Five issues for investors to consider

woman on bench with laptop

An objective evaluation of investment returns requires understanding the mix of assets in a portfolio. This mix is an important component of establishing return expectations. For example, if the portfolio is composed mostly of high-quality bonds, we would expect, over time, lower returns (and lower volatility) than what we likely would experience investing in an all-equity portfolio. 

In other words, investing in a mix of equities and fixed income, and perhaps other asset groups, alters the risk and return investors should expect from their portfolio. A healthy balance between a mix of asset classes can potentially reduce risk and increase expected return. 

Question 1: Given that global equities have outperformed other asset classes during the recovery, should investors simplify their portfolio’s allocation?

Historically, domestic large-cap stocks have tended to outperform a globally diversified portfolio in periods of increased positive momentum in the U.S. economy relative to international economic conditions. 

Different macroeconomic factors in the U.S. economy, such as gross domestic product (GDP) growth, low interest rates, central bank intervention, and healthy consumer sentiment have been positive influences for domestic large-cap equities in particular. However, the economic environment can change abruptly, likely affecting market conditions. Attempting to time market corrections to preserve the value of portfolios can be difficult. 

Question 2: If investors have a long investment horizon, why not invest in the asset class that has had the highest return over time?

Over longer time periods, we have seen equities outperform fixed income and small-cap equities outperform large-cap equities. At times, international equities have outperformed domestic stocks. 

Patterns of returns are largely unpredictable over shorter time periods, with some asset classes rising to the top of the group one year only to fall to the bottom the next. Many investors would be uncomfortable with the volatility that equities have experienced over the past 15 years, yet investing solely in this asset group would have yielded the highest returns (see chart on page 8 of full report).

For many investors, a middle-of-the-group performance, such as what we’ve seen with the globally diversified Moderate Growth and Income portfolio, may be a good option for balancing risk and return. 

Performance results for the Moderate Growth and Income Four-Asset-Group (MGI 4AG) and 60% equities/40% fixed income portfolios are hypothetical and for illustrative purposes only. Hypothetical results do not represent actual trading, and the results achieved do not represent the experience of any individual investor. In addition, hypothetical results do not reflect the impact of any fees, expenses, or taxes applicable to an actual investment. The indexes reflect the historical performance of the represented assets and assume the reinvestment of dividends and other distributions. An index is unmanaged and not available for direct investment. Hypothetical and past performance do not guarantee future results. See "Composition of portfolios" at the end of this document.

Question 3: How can investors assess their portfolio’s return?

An important step of successful investing is to work with an investment professional to monitor and evaluate the portfolio to make sure investors remain on track with their investment plan. 
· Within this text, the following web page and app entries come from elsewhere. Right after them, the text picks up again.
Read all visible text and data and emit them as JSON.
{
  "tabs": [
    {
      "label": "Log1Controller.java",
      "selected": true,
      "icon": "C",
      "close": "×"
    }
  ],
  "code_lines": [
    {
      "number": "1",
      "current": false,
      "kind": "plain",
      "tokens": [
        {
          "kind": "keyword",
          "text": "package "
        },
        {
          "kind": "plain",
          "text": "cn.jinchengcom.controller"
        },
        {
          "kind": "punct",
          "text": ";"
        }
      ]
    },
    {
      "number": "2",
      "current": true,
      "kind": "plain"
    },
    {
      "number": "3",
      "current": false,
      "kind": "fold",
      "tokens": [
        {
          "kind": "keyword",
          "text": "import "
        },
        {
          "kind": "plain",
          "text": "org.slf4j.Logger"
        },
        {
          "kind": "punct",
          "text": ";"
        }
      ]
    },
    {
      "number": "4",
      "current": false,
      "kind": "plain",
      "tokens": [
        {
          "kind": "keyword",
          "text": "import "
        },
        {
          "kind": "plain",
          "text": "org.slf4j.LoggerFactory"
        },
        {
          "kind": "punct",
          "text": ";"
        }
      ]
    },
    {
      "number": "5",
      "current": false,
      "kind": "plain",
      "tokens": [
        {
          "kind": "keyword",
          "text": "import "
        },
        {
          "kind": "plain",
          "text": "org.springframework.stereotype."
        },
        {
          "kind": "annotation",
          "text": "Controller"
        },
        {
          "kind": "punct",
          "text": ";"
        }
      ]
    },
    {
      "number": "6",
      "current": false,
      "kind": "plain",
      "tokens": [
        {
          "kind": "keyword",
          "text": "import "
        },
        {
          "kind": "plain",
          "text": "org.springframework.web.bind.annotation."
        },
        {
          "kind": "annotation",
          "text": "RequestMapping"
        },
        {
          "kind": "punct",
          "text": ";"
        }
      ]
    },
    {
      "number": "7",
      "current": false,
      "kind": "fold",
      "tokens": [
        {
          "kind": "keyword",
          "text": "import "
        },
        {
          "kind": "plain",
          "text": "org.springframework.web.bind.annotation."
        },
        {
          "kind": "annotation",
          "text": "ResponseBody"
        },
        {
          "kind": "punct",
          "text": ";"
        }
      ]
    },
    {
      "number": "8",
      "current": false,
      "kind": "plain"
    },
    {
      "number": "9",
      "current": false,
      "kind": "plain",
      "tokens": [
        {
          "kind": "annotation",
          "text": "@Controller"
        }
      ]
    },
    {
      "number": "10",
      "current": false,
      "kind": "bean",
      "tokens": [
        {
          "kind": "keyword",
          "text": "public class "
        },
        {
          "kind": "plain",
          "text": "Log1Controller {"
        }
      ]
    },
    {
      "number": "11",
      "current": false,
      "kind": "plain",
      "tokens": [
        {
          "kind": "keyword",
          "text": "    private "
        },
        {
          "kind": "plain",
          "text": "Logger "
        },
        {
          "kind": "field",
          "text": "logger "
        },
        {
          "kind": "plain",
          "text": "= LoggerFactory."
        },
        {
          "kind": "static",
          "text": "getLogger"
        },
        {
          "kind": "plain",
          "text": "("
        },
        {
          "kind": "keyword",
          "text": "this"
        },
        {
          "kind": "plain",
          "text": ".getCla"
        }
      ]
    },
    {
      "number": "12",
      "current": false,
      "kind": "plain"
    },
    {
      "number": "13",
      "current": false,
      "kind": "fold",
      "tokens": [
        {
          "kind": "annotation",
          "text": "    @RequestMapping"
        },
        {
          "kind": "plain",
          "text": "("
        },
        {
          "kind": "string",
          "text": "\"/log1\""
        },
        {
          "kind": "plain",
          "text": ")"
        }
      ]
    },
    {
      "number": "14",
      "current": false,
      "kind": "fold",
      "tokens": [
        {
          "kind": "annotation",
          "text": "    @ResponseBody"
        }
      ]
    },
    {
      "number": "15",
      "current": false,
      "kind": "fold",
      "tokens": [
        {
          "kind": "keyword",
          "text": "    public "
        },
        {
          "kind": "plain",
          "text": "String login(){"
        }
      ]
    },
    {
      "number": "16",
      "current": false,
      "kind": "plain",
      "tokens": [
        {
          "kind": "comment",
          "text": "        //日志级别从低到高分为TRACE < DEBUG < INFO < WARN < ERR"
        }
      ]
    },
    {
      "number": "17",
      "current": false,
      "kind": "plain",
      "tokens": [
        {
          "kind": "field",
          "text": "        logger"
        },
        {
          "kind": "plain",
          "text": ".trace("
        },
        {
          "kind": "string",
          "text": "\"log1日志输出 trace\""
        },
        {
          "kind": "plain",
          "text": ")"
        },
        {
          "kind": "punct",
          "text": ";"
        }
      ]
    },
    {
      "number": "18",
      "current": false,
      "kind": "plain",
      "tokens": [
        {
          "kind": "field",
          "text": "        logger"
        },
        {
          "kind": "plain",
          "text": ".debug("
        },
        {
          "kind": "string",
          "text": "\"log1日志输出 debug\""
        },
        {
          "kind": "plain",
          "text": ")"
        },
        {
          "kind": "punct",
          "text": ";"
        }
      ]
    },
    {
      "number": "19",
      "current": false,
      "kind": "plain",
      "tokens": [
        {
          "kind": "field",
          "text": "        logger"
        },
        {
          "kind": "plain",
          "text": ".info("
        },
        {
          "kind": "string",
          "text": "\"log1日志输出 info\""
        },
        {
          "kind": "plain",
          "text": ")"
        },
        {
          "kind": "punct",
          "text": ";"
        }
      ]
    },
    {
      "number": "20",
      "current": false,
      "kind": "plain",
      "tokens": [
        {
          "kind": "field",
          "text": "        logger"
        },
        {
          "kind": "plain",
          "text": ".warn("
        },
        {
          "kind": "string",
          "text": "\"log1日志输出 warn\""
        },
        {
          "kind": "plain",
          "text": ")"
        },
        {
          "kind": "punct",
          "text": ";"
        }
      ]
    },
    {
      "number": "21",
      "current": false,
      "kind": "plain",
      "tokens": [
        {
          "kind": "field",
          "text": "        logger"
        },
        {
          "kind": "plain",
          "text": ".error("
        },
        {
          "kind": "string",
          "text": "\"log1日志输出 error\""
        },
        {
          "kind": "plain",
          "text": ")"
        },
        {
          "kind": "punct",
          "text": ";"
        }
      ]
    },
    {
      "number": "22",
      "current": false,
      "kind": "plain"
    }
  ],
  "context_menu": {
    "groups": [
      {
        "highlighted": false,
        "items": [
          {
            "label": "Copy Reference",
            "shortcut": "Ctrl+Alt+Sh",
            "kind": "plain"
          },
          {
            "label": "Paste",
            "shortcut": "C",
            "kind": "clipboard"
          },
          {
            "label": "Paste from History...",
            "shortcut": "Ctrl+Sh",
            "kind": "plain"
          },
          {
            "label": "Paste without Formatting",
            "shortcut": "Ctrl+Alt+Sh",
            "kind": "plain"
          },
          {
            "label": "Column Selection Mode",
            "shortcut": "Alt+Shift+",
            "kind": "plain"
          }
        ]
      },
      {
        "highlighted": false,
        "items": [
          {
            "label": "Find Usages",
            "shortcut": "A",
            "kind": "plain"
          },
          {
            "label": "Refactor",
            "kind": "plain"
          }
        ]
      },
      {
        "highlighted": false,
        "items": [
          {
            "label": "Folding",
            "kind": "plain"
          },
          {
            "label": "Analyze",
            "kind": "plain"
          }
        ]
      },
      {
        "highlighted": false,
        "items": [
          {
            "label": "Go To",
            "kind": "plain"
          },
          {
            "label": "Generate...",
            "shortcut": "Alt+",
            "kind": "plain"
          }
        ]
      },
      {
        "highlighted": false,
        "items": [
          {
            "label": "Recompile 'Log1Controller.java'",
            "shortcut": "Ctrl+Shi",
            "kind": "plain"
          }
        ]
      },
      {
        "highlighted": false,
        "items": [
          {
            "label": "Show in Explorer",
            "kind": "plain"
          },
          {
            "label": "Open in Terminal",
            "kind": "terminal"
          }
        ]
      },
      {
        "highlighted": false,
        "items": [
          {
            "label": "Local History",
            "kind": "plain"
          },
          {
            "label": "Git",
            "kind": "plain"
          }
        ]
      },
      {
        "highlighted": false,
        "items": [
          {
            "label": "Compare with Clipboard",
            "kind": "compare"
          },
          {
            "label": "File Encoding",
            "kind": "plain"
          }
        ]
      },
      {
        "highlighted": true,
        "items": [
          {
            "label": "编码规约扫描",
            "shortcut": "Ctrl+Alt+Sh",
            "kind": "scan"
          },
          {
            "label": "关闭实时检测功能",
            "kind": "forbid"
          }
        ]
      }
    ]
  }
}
It’s easy to tell when one asset class performs better than another (for example, large-cap equities performed better than a diversified portfolio over several of the past few years), but by focusing only on return, we are not evaluating the portfolio on a risk-adjusted basis, nor are we taking the investor’s specific circumstances and constraints into consideration. 

Investors may want to evaluate their portfolio from several perspectives. Bear in mind that none of these benchmarks are perfect. Each tells us different things about the portfolio. See the full report for a discussion of blended, simple, and goals-based benchmarks. 

Question 4: What role does diversification play?

In economics, there is something called “opportunity cost,” which essentially means the value of the option that investors give up by choosing one alternative over another. 

Say an investor chooses a diversified portfolio of stocks, bonds, real assets, and alternative investments. Over a particular investment horizon, the expected return of this mix of assets may be lower than that of certain single-asset classes, such as U.S. large-cap stocks. The opportunity cost of holding a diversified portfolio is the difference in expected return. The benefit is lower expected risk over time. 

We believe a portfolio is well served when investors stay focused on achieving their investment goals and do not move into an asset simply because it has been a recent top performer.

Question 5: Why do globally diversified portfolios appear to be a good choice going forward?

Many investors look to their investment account statement to gauge how their portfolio performed. Most tell us they look at two things: what went up and what didn’t. They don’t like owning investments that performed poorly and often feel like they do not own enough of what performed well.

We believe it is important to construct a portfolio that has risk and return characteristics in harmony with personal circumstances and financial goals. Investment professionals can use our forward-looking capital market assumptions (CMAs), which are based on historical asset return and risk relationships, to help develop an appropriate investment portfolio mix.

Learn more about evaluating portfolio performance Read the full report (PDF)